What lines below include the string "Output"? Pick them out and copy them.
====== Records for this task ======
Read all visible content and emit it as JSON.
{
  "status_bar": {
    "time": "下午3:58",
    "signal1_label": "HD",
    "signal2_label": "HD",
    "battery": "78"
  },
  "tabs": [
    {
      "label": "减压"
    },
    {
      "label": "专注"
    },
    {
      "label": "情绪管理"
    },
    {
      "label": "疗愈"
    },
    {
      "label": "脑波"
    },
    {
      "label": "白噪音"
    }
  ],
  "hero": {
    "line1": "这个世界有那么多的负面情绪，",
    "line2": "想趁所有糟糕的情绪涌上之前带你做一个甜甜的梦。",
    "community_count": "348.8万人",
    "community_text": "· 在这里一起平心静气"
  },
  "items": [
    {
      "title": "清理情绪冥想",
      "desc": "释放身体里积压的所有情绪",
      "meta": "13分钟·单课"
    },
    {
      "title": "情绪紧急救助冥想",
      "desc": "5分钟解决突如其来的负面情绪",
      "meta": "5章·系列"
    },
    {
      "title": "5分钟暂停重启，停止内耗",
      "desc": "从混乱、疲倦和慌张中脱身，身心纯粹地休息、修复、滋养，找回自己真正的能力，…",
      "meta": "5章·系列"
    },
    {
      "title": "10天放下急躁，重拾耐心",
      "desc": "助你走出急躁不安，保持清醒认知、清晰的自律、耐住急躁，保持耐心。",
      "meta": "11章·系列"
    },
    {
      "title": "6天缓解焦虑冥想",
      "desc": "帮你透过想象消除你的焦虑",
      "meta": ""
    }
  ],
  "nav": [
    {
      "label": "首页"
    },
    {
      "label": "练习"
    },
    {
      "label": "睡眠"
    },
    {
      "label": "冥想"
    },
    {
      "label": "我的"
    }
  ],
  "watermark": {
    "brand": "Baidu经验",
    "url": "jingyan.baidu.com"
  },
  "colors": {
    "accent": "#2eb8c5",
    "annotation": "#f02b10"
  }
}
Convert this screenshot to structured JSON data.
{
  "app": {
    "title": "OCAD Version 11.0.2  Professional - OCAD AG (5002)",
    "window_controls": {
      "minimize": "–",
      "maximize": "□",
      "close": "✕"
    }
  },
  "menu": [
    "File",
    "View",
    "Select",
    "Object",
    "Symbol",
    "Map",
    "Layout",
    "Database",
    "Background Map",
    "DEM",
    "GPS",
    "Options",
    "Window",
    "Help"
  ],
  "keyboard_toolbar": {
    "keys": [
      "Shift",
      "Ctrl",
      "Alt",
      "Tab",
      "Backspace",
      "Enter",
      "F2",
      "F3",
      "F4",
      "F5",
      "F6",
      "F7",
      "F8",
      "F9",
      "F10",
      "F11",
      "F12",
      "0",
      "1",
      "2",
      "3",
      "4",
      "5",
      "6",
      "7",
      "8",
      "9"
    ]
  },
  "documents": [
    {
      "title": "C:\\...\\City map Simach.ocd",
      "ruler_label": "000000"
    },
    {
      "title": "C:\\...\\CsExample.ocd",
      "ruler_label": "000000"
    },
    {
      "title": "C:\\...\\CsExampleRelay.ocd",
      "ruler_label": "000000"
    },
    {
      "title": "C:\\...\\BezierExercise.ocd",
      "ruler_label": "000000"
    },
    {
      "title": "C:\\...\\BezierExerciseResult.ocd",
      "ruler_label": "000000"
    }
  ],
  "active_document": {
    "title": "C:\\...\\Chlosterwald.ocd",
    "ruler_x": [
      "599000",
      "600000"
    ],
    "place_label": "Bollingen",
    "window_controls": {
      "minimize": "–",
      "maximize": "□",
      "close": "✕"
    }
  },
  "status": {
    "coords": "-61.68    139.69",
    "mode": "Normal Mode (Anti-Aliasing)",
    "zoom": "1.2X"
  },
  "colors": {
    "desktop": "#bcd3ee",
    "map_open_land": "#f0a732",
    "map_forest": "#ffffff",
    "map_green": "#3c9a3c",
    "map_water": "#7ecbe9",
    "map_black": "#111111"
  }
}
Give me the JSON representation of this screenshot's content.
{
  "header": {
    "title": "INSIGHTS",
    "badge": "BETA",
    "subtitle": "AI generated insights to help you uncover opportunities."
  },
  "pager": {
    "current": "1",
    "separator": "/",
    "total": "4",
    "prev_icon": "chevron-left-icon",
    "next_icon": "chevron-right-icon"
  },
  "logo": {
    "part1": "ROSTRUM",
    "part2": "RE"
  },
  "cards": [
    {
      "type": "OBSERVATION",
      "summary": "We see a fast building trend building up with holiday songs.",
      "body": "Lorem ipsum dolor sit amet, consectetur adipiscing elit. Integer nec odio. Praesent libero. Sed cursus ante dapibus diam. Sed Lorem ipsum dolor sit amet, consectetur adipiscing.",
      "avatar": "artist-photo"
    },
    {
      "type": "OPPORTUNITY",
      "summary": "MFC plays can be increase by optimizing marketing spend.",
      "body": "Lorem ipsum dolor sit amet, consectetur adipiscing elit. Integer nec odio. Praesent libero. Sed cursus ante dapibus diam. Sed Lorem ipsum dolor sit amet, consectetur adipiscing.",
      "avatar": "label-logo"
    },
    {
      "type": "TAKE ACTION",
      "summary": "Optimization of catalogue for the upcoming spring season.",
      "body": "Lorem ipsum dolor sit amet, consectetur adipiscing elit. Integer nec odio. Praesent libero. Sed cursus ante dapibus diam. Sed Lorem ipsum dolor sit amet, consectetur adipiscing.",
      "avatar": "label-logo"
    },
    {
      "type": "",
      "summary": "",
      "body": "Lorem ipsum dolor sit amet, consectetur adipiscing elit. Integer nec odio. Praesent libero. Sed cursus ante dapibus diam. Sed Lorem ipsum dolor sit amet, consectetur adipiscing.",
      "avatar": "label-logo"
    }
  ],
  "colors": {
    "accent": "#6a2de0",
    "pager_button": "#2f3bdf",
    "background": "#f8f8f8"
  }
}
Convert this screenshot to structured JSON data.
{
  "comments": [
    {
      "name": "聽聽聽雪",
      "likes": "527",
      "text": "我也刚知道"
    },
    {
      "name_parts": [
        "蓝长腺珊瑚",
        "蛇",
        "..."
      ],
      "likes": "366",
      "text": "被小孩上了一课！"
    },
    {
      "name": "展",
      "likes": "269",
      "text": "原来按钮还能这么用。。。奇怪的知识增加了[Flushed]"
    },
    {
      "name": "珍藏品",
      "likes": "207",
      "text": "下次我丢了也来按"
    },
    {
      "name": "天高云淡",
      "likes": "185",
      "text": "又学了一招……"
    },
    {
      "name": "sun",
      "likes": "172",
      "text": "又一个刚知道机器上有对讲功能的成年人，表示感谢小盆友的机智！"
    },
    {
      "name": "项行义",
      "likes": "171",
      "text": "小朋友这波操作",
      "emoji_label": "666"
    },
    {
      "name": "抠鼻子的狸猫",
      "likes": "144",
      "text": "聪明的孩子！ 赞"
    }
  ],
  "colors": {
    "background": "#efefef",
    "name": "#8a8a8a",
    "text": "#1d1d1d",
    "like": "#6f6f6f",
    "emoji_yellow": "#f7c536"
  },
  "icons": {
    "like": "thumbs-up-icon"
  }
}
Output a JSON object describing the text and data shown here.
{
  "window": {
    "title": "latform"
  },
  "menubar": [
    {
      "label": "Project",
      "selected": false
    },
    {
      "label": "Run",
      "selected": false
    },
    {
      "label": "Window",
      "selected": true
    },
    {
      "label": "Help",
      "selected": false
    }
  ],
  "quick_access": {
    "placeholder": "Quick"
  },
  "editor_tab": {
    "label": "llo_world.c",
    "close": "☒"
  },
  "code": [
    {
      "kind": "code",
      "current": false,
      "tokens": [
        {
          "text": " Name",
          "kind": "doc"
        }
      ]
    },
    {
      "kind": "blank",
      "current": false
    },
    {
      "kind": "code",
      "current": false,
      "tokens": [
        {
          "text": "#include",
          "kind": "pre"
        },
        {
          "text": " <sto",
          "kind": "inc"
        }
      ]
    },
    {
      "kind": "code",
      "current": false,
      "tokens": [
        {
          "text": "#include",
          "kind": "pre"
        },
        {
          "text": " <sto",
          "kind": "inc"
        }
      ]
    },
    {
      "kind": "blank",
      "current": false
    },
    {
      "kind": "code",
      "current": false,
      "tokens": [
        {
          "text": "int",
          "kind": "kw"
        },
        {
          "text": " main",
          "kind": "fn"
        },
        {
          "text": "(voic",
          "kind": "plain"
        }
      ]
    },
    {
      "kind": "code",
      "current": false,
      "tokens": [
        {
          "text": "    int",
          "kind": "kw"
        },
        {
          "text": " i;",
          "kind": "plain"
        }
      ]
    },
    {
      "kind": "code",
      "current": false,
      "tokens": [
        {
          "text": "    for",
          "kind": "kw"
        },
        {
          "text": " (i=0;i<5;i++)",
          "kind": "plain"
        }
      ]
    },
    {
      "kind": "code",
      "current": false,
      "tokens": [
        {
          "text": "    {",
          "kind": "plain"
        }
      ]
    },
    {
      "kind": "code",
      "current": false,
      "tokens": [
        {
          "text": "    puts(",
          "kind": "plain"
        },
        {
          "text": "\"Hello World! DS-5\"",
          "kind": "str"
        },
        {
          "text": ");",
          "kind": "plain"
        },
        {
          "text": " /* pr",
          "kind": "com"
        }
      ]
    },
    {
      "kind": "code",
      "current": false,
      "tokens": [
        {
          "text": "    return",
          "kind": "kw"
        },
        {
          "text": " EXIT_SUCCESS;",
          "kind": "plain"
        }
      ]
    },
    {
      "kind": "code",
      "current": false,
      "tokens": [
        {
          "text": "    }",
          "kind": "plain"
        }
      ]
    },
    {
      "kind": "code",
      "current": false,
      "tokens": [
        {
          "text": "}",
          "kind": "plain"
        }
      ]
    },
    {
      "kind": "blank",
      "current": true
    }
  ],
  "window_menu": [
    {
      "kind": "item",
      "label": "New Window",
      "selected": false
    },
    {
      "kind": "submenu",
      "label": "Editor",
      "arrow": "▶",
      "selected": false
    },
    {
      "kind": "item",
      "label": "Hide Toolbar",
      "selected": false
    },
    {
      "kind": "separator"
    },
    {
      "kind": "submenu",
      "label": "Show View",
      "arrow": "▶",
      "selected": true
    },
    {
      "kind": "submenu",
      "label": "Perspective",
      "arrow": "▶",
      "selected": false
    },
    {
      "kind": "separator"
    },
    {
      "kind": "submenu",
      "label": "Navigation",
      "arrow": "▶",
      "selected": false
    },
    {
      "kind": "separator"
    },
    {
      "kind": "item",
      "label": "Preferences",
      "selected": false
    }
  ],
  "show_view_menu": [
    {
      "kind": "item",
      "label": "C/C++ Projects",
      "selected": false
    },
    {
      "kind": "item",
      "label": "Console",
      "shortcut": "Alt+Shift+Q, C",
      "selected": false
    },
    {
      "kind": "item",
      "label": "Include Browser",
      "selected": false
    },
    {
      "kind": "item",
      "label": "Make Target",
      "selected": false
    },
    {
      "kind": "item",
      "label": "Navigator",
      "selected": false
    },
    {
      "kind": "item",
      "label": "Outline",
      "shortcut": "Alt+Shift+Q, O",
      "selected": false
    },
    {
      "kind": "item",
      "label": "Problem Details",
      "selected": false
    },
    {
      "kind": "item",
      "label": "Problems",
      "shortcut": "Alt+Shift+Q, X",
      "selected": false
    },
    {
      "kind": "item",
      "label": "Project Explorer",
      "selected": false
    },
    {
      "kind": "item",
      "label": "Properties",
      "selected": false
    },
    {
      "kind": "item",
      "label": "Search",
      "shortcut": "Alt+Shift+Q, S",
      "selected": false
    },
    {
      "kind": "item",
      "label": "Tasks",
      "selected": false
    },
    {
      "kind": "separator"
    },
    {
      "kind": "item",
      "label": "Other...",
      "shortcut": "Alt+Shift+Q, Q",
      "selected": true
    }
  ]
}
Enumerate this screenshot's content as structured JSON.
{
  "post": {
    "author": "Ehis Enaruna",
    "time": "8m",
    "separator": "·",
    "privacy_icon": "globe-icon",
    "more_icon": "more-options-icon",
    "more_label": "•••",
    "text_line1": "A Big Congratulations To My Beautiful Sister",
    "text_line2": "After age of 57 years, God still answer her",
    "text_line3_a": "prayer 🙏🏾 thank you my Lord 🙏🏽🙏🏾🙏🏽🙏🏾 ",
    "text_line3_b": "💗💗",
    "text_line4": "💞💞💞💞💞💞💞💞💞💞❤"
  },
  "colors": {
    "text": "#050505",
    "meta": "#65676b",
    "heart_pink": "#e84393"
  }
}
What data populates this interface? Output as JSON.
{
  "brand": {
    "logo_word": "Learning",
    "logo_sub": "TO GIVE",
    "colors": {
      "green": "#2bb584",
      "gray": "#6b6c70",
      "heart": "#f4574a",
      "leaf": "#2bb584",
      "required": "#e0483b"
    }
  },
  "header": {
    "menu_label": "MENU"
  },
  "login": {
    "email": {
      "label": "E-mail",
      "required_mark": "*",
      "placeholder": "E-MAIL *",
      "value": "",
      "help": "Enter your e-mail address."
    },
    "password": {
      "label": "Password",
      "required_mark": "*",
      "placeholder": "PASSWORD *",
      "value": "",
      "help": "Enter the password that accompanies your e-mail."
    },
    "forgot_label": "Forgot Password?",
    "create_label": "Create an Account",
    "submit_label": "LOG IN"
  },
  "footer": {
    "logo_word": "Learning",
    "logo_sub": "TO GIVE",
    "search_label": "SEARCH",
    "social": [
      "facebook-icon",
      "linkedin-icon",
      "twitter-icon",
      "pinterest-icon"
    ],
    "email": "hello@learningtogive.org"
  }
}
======
Solution for this task:
Output a JSON object describing the text and data shown here.
What data populates this interface? Output as JSON.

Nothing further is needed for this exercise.